(Recorded data)

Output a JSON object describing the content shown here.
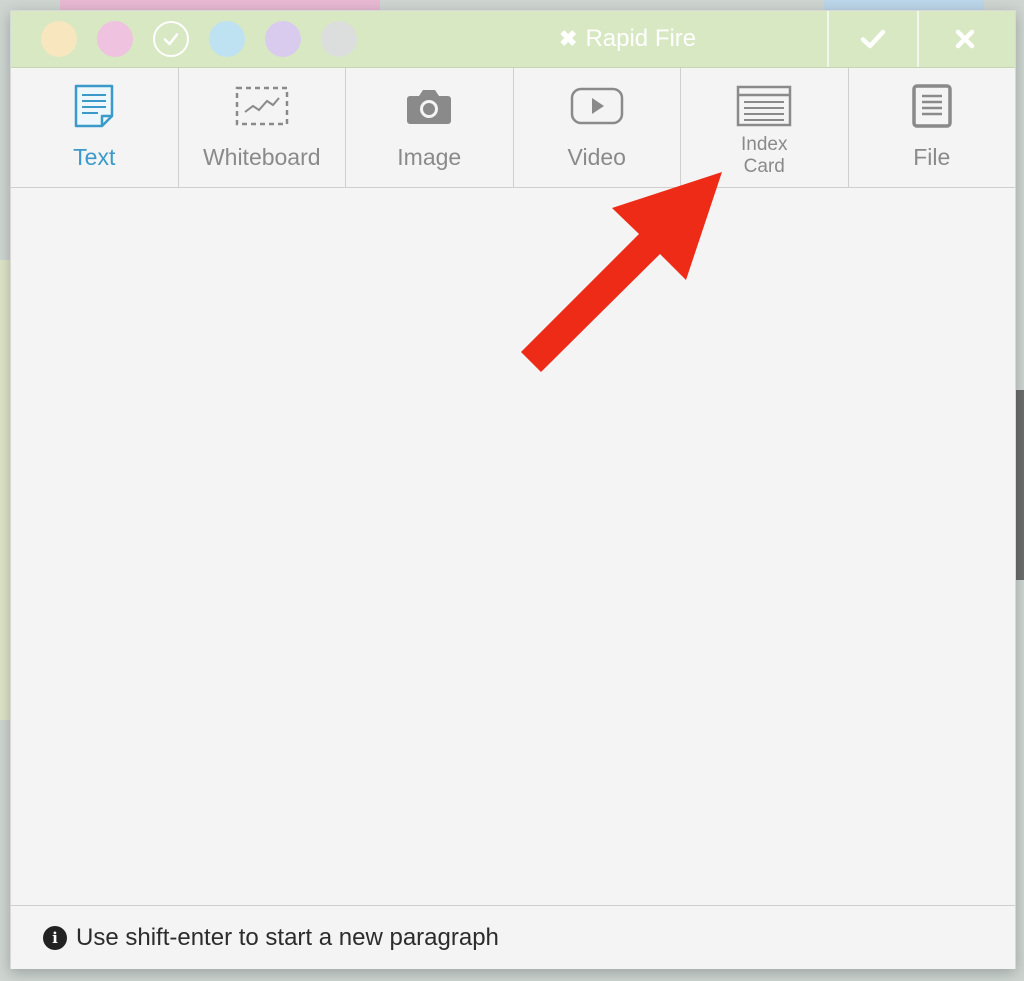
{
  "dialog": {
    "title": "Rapid Fire",
    "close_glyph": "✖",
    "colors": [
      {
        "name": "yellow",
        "hex": "#f8e7be"
      },
      {
        "name": "pink",
        "hex": "#efc2df"
      },
      {
        "name": "green",
        "hex": "#d7e8c3",
        "selected": true
      },
      {
        "name": "blue",
        "hex": "#bfe2f2"
      },
      {
        "name": "purple",
        "hex": "#d9cbee"
      },
      {
        "name": "gray",
        "hex": "#dcdede"
      }
    ],
    "confirm_icon": "check-icon",
    "cancel_icon": "close-icon"
  },
  "tabs": [
    {
      "label": "Text",
      "icon": "note-icon",
      "active": true
    },
    {
      "label": "Whiteboard",
      "icon": "whiteboard-icon"
    },
    {
      "label": "Image",
      "icon": "camera-icon"
    },
    {
      "label": "Video",
      "icon": "play-icon"
    },
    {
      "label": "Index\nCard",
      "icon": "index-card-icon"
    },
    {
      "label": "File",
      "icon": "file-icon"
    }
  ],
  "footer": {
    "info_icon": "info-icon",
    "hint": "Use shift-enter to start a new paragraph"
  },
  "annotation": {
    "arrow_color": "#ee2b16",
    "points_to": "Index Card tab"
  },
  "accent_color": "#3b9ac9"
}
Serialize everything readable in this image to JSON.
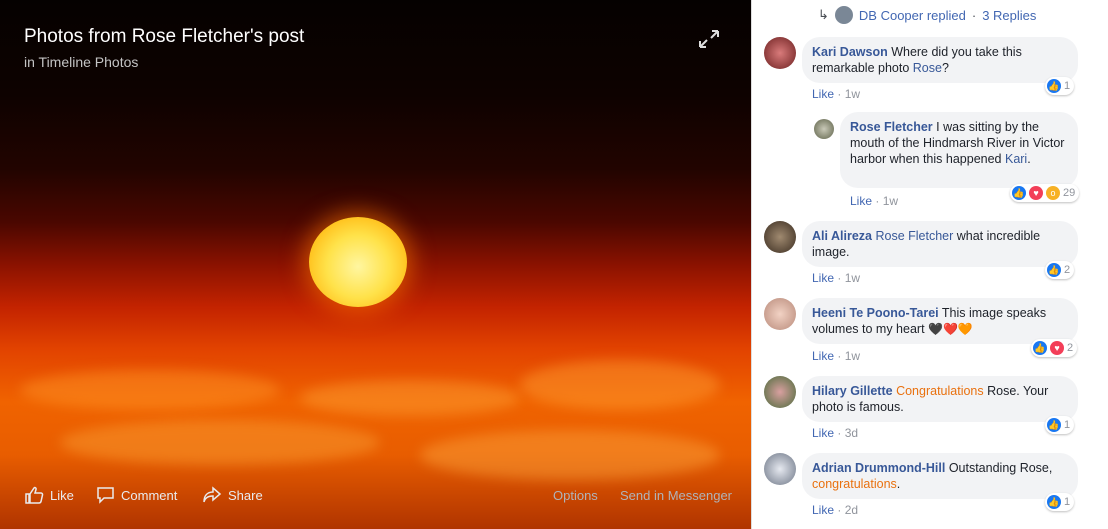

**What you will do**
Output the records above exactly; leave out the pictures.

**Reply**
Output a JSON object describing the content shown here.
{
  "dialog": {
    "title": "Rapid Fire",
    "close_glyph": "✖",
    "colors": [
      {
        "name": "yellow",
        "hex": "#f8e7be"
      },
      {
        "name": "pink",
        "hex": "#efc2df"
      },
      {
        "name": "green",
        "hex": "#d7e8c3",
        "selected": true
      },
      {
        "name": "blue",
        "hex": "#bfe2f2"
      },
      {
        "name": "purple",
        "hex": "#d9cbee"
      },
      {
        "name": "gray",
        "hex": "#dcdede"
      }
    ],
    "confirm_icon": "check-icon",
    "cancel_icon": "close-icon"
  },
  "tabs": [
    {
      "label": "Text",
      "icon": "note-icon",
      "active": true
    },
    {
      "label": "Whiteboard",
      "icon": "whiteboard-icon"
    },
    {
      "label": "Image",
      "icon": "camera-icon"
    },
    {
      "label": "Video",
      "icon": "play-icon"
    },
    {
      "label": "Index\nCard",
      "icon": "index-card-icon"
    },
    {
      "label": "File",
      "icon": "file-icon"
    }
  ],
  "footer": {
    "info_icon": "info-icon",
    "hint": "Use shift-enter to start a new paragraph"
  },
  "annotation": {
    "arrow_color": "#ee2b16",
    "points_to": "Index Card tab"
  },
  "accent_color": "#3b9ac9"
}
Serialize everything readable in this image to JSON.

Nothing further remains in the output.